How to complete this task
Using the word "screenshot" as the filter, copy each matching line from the records.

Items from an interface collection:
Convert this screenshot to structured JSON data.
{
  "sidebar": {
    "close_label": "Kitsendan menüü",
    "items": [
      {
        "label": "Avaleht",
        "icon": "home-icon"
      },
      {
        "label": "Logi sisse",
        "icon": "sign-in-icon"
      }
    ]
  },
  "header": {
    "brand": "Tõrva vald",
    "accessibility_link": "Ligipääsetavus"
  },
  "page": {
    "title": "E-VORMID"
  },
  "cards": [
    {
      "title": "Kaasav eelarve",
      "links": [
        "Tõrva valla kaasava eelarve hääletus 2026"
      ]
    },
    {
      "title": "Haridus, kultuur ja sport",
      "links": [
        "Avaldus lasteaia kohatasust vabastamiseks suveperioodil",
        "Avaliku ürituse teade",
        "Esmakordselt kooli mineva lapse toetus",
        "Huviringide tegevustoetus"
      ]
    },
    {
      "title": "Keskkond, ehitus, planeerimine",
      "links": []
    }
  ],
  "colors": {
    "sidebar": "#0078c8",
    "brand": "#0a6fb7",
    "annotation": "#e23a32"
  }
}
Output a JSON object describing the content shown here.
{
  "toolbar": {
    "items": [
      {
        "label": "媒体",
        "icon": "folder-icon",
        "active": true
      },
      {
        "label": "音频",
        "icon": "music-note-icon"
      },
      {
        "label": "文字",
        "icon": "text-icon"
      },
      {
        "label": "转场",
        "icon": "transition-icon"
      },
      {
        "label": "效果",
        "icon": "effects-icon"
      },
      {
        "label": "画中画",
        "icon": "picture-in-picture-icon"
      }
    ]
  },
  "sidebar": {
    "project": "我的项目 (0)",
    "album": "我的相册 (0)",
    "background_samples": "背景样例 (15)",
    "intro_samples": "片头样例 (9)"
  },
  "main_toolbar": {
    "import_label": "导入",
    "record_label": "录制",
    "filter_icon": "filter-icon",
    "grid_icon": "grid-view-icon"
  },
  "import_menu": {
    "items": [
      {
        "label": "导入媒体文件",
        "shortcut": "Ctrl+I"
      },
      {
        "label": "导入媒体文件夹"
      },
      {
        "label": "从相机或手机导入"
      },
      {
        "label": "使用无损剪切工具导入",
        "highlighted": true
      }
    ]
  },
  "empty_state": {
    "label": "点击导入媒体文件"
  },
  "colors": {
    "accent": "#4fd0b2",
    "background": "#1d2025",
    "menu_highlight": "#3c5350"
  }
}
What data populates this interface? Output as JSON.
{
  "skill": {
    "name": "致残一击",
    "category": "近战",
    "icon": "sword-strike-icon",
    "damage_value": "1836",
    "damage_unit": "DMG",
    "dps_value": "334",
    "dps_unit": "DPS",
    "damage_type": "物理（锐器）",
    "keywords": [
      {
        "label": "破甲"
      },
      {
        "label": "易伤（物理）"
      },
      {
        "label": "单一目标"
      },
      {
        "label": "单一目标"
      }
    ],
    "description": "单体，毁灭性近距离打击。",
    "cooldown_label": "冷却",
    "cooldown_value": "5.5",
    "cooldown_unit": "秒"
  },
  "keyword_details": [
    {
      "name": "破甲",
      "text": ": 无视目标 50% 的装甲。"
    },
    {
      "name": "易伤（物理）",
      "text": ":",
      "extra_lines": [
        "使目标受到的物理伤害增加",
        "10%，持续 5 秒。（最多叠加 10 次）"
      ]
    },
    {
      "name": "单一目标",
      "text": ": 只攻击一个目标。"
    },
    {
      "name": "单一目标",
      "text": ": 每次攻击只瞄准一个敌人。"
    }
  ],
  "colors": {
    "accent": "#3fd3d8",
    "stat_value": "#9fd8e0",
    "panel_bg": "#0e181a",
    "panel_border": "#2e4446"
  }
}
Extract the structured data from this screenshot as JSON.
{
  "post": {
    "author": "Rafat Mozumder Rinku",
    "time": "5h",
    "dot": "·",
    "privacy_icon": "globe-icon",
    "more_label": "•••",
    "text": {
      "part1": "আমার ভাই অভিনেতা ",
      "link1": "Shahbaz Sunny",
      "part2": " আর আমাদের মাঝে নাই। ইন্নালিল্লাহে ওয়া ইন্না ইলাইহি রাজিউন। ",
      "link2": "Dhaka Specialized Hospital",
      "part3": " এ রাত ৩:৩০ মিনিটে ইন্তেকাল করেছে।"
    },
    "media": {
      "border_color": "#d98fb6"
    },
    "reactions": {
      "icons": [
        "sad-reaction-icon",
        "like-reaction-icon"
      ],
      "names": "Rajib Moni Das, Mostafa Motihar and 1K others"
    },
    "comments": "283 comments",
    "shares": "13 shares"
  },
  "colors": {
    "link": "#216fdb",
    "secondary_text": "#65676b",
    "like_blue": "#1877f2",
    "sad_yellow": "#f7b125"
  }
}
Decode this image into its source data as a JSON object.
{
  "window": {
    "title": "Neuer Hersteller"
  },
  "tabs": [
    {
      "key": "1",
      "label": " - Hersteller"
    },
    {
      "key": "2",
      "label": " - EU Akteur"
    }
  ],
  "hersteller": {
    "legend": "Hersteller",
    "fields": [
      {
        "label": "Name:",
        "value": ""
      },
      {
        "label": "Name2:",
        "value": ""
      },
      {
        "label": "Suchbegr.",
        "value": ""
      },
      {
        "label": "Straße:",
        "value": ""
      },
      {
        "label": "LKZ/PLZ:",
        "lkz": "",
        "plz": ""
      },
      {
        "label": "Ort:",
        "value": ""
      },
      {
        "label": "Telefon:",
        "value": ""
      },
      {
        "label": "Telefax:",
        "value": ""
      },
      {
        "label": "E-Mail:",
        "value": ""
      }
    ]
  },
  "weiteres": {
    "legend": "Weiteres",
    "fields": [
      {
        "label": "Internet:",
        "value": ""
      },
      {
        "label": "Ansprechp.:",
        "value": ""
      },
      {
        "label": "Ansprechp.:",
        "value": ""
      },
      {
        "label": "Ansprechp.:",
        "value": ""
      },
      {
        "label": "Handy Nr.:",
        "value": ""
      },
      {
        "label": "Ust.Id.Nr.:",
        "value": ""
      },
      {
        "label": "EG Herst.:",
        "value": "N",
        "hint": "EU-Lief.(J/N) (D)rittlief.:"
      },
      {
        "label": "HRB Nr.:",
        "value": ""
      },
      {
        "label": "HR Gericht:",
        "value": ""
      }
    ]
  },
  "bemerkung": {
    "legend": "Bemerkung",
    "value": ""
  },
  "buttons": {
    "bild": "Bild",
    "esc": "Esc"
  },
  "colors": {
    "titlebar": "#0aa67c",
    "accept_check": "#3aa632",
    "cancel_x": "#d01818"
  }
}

Solved exercise
Convert this screenshot to structured JSON data.
Extract the structured data from this screenshot as JSON.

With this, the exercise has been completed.